Research Grants - Autism Spectrum Disorder

2012-2017: Eunice Kennedy Shriver National Institute Of Child Health & Human Development of the National Institutes of Health

Typically developing infants have fundamental perceptual biases that direct their attention to socially relevant stimuli such as voices and faces. Children diagnosed with Autism Spectrum Disorder (ASD) show apparent deficits in auditory and visual processing of the voices and faces of their own species (conspecifics). We propose a prospective, experimental, longitudinal approach examining whether infants who lack foundational perceptual biases to attend to auditory and visual characteristics of conspecifics are more likely to develop deficits in social communication skills that are characteristic of ASD symptomology. By focusing on foundational and species-typical perceptual processes rather than complex skills, we hope to uncover earlier reliable markers and a mechanistic understanding compared with existing studies with high-risk siblings.

We are following later-born infant siblings of children diagnosed with ASD as they have an increased risk of recurrence, and increased probability of cognitive or language difficulties, and a comparison group of typically developing siblings. This project’s long-term goal is to help early identification of atypical development at an individual level in high-risk infants before overt ASD behaviors emerge by focusing on fundamental perceptual biases, and ultimately guide early intervention across a broad ASD phenotype. This research thus aims to identify high-risk infants before the full ASD behavioral profile can be characterized through standard observational protocols.

Principle Investigator: Dr. Athena Vouloumanos, NYU
Co-Principle Investigator: Dr. Suzanne Curtin, UofC
Project Coordinator: Lisa Henkel
Graduate Student Researchers: Jennifer Ference, Jacquie Beatch

2011-2013: Alberta Centre for Child, Family, and Community Research (ACCFCR)

This project is a follow-up to our previous Baby-Sibs grant from ACCFCR. It allows us to follow our infants until 36 months of age.

Principle Investigator: Dr. Suzanne Curtin 
Co-Principle Investigator: Dr. Shirley Leew
Project Co-ordinator: Jennifer Campbell
Graduate Researchers: Danielle Droucker, Jennifer Ference
Undergraduate RAs: Kathleen Engel, Lisa Henkel

2007-2010: Alberta Centre for Child, Family, and Community Research (ACCFCR)

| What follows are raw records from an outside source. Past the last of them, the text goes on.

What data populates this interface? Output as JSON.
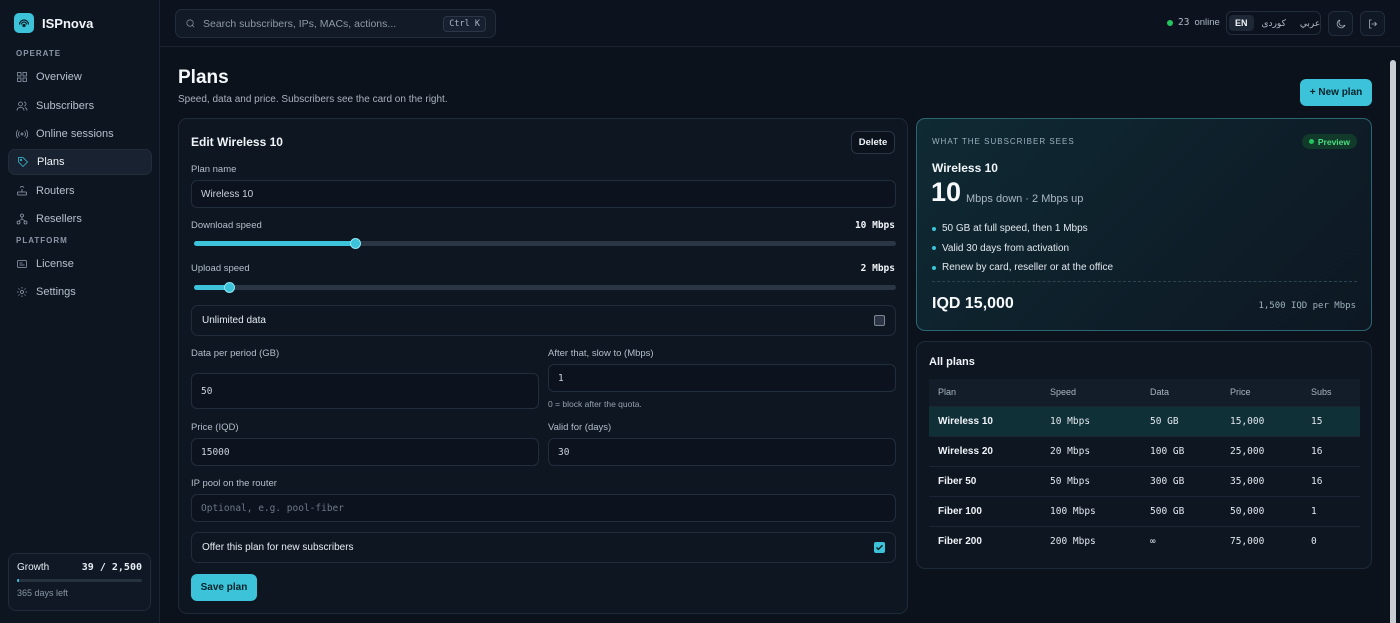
{
  "brand": {
    "name": "ISPnova"
  },
  "sidebar": {
    "sections": [
      "OPERATE",
      "PLATFORM"
    ],
    "items": [
      {
        "label": "Overview",
        "icon": "grid-icon"
      },
      {
        "label": "Subscribers",
        "icon": "users-icon"
      },
      {
        "label": "Online sessions",
        "icon": "broadcast-icon"
      },
      {
        "label": "Plans",
        "icon": "tag-icon",
        "active": true
      },
      {
        "label": "Routers",
        "icon": "router-icon"
      },
      {
        "label": "Resellers",
        "icon": "network-icon"
      },
      {
        "label": "License",
        "icon": "license-icon"
      },
      {
        "label": "Settings",
        "icon": "gear-icon"
      }
    ],
    "growth": {
      "label": "Growth",
      "count": "39 / 2,500",
      "progress": 0.0156,
      "days_left": "365 days left"
    }
  },
  "topbar": {
    "search_placeholder": "Search subscribers, IPs, MACs, actions...",
    "shortcut": "Ctrl K",
    "online_count": "23",
    "online_label": "online",
    "languages": [
      "EN",
      "کوردی",
      "عربي"
    ],
    "active_language": "EN"
  },
  "page": {
    "title": "Plans",
    "subtitle": "Speed, data and price. Subscribers see the card on the right.",
    "new_plan_label": "+ New plan"
  },
  "edit": {
    "title": "Edit Wireless 10",
    "delete_label": "Delete",
    "plan_name_label": "Plan name",
    "plan_name_value": "Wireless 10",
    "download_label": "Download speed",
    "download_value": "10 Mbps",
    "download_fraction": 0.23,
    "upload_label": "Upload speed",
    "upload_value": "2 Mbps",
    "upload_fraction": 0.05,
    "unlimited_label": "Unlimited data",
    "unlimited_checked": false,
    "data_label": "Data per period (GB)",
    "data_value": "50",
    "slow_label": "After that, slow to (Mbps)",
    "slow_value": "1",
    "slow_hint": "0 = block after the quota.",
    "price_label": "Price (IQD)",
    "price_value": "15000",
    "valid_label": "Valid for (days)",
    "valid_value": "30",
    "pool_label": "IP pool on the router",
    "pool_placeholder": "Optional, e.g. pool-fiber",
    "offer_label": "Offer this plan for new subscribers",
    "offer_checked": true,
    "save_label": "Save plan"
  },
  "preview": {
    "eyebrow": "WHAT THE SUBSCRIBER SEES",
    "badge": "Preview",
    "name": "Wireless 10",
    "big_number": "10",
    "speed_text": "Mbps down · 2 Mbps up",
    "bullets": [
      "50 GB at full speed, then 1 Mbps",
      "Valid 30 days from activation",
      "Renew by card, reseller or at the office"
    ],
    "price": "IQD 15,000",
    "per_mbps": "1,500 IQD per Mbps"
  },
  "all_plans": {
    "title": "All plans",
    "columns": [
      "Plan",
      "Speed",
      "Data",
      "Price",
      "Subs"
    ],
    "rows": [
      [
        "Wireless 10",
        "10 Mbps",
        "50 GB",
        "15,000",
        "15"
      ],
      [
        "Wireless 20",
        "20 Mbps",
        "100 GB",
        "25,000",
        "16"
      ],
      [
        "Fiber 50",
        "50 Mbps",
        "300 GB",
        "35,000",
        "16"
      ],
      [
        "Fiber 100",
        "100 Mbps",
        "500 GB",
        "50,000",
        "1"
      ],
      [
        "Fiber 200",
        "200 Mbps",
        "∞",
        "75,000",
        "0"
      ]
    ],
    "selected_row": 0
  },
  "colors": {
    "accent": "#3cc3d9",
    "online": "#22c55e",
    "background": "#0b121c"
  }
}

Autism spectrum disorders (ASD) are very common developmental problems of children. Early detection is very important. Infants with ASD might show signs of problems before they learn to talk or as they learn to talk, by how they attend to their parents' speech and language. We don't know enough yet about the early development of social attention in children with ASD that might be different, but that could help speech and language development. This study follows high and low risk infants as they learn speech, language, and social communication, and will also look at how they pay attention to their parents' speech, language, and communication. The high-risk infants will have an older brother or sister who has ASD. The low risk infants will have an older brother or sister who does not have ASD. The information from this study will help us recognize early signs of ASD and other language or speech problems in infants so that they can get help as soon as possible.

Principle Investigator: Dr. Suzanne Curtin 
Co-Principle Investigator: Dr. Shirley Leew 
Researcher: Danielle Droucker